Friday, 16 January 2015

Registers of soldiers effects 1901-1929 on Ancestry

From Ancestry (


Newly digitised records reveal the financial recompense provided to a soldier’s next of kin following their death in service

Soldiers’ Effects Registers show the money paid by the British Government to the next of kin of men killed in action in WWI and the Boer War

Mothers were the most commonly listed next of kin

Records feature military men including Military Cross recipient Second Lieutenant Walter Tull and Prime Minister’s son Lieutenant Raymond Asquith

Newly digitised historic military records launched online today reveal the money paid by the British Government to the families of men killed in WWI and the Boer War.

Digitised by Ancestry, the world’s largest online family history resource, in partnership with the National Army Museum the UK, Army Registers of Soldiers' Effects, 1901-1929 was created by the War Office to record the money owed to 872,395 soldiers who died while serving in WWI as well as the latter stages of the Boer War. In addition, peace time casualties are also represented in the collection.

Each record typically lists the soldier’s name, rank, regiment, date, place of death and next of kin. For 1901 – 1914 records, trade before enlistment is also listed.
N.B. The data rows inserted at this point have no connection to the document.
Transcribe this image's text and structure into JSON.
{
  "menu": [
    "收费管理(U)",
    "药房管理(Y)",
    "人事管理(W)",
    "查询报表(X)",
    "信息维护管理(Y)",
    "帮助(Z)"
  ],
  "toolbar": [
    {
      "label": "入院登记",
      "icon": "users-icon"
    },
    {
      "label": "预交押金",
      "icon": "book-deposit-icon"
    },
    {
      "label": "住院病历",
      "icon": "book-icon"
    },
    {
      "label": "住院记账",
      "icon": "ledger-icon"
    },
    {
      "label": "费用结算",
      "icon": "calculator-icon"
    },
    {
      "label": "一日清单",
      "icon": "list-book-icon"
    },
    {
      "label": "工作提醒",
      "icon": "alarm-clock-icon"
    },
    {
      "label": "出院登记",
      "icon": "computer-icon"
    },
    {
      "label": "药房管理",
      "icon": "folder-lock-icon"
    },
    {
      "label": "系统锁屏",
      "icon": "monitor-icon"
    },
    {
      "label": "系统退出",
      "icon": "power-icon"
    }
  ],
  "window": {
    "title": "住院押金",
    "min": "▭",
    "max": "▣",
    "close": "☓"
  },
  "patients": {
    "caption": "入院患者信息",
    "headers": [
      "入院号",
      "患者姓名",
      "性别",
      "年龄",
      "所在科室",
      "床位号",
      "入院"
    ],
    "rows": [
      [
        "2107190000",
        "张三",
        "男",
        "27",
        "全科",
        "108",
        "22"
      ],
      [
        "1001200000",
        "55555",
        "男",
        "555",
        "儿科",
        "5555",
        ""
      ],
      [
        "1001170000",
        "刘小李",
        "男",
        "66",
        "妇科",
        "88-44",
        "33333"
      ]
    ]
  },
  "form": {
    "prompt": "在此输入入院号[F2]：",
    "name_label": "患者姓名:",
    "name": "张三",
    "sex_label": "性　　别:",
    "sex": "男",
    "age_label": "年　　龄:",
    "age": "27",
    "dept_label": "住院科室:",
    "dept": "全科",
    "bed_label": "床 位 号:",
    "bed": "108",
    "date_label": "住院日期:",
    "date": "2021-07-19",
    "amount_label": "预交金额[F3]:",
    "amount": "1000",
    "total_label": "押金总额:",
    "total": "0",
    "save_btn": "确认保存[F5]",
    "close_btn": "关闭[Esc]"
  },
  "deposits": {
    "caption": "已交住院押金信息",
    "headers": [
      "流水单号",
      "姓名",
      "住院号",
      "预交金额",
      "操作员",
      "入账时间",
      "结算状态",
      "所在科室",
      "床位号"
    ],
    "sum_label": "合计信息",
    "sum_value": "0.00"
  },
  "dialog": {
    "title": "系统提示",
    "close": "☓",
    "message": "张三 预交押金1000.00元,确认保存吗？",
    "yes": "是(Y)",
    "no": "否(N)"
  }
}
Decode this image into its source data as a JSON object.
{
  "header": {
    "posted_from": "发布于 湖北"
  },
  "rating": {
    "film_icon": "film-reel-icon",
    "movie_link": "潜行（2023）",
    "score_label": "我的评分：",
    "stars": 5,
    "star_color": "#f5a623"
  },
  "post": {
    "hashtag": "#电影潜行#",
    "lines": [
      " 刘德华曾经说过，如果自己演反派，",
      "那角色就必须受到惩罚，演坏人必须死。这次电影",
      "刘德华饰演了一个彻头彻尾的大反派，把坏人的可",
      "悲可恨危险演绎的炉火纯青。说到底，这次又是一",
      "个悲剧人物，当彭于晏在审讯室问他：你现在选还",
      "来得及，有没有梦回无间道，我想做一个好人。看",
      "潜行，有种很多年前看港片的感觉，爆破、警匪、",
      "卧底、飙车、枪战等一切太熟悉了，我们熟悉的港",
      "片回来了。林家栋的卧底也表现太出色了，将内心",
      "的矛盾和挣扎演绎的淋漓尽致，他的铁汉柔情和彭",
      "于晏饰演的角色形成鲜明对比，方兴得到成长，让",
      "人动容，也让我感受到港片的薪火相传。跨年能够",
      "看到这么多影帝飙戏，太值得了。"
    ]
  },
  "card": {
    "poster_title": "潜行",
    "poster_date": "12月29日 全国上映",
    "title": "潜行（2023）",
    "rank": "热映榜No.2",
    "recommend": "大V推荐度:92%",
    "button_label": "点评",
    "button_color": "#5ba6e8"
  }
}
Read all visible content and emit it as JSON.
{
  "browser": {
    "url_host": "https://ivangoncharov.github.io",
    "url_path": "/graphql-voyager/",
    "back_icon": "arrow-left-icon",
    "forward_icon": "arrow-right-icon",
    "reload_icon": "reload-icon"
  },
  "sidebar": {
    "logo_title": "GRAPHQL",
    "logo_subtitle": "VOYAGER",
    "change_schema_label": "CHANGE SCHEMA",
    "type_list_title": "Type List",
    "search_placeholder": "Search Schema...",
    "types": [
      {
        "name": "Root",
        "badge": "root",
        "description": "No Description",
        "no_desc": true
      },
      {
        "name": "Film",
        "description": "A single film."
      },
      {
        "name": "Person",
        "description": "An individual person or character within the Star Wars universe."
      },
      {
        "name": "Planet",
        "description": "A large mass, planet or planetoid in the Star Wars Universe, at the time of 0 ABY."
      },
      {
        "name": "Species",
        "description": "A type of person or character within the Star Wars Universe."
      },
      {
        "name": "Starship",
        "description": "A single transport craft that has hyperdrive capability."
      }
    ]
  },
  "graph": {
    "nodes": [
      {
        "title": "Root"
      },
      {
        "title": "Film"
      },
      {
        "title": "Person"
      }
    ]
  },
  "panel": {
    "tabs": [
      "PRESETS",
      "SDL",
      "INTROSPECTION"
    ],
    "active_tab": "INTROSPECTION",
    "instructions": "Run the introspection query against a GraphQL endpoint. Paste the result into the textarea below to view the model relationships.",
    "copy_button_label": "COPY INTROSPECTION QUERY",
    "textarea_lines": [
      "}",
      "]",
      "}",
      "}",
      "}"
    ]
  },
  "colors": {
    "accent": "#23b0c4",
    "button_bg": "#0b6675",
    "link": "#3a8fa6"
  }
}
Mothers are the most commonly listed next of kin, suggesting just how young so many of the soldiers that perished in the Great War were. Wives are also commonly listed, highlighting the devastation experienced by millions of young widows whose husbands never returned home from war.

In the section where next of kin is recorded, a number of registers also list the term ‘himself’. This typically refers to men who were discharged from combat as a result of psychological disorders. If they were deemed well enough, the soldier could receive payment direct. If not, he could choose to forward the money on to relatives or the care institution where he was being treated would hold the payment until he was considered capable to oversee his finances.

Millions of WWI records were lost as a result of bombings during WWII meaning that these registers provide a rare opportunity to find out more about a wartime relative. Specifically, the inclusion of next of kin is vital for those looking to find out more about the family of a deceased soldier.

Further analysis of the collection reveals that in historic money, each soldier’s beneficiary received an average of £10.35[i] compensation consisting of his final balance of pay plus a gratuity paid by the War Office – responsible for the administration of the British Army at this time. War Pensions were received as separate to this amount.

When taking inflation into account, the average payment of £10.35 is equivalent to just over £929 in today’s money. Whilst the government was committed to providing financial support to the families of those killed in action, the sheer volume of deaths meant that the sums offered by the War Office seem relatively minor today.

Miriam Silverman, Senior UK Content Manager from Ancestry comments: “This collection serves as a stark reminder of the millions of soldiers killed in WWI and the Boer War. By recording each soldier’s next of kin, this newly digitised collection will be valuable for both social and family historians looking to uncover more about the lives of the men who never returned from war and the families they left behind.”

David Bownes, Head of Collections, National Army Museum said: “Sharing the stories of soldiers who served with the British Army is at the heart of our work here at the National Army Museum. We embraced the partnership with Ancestry as a way of making the Soldiers’ Effects ledgers more widely accessible. Some of the insights they reveal are fascinating.”

To search the UK, Army Registers of Soldiers' Effects, 1901-1929 collection visit

(With thanks to Bryony Partridge at Ancestry)


For details on my range of genealogy guide books please visit To commission me for genealogical research, please visit my research site at

No comments:

Post a Comment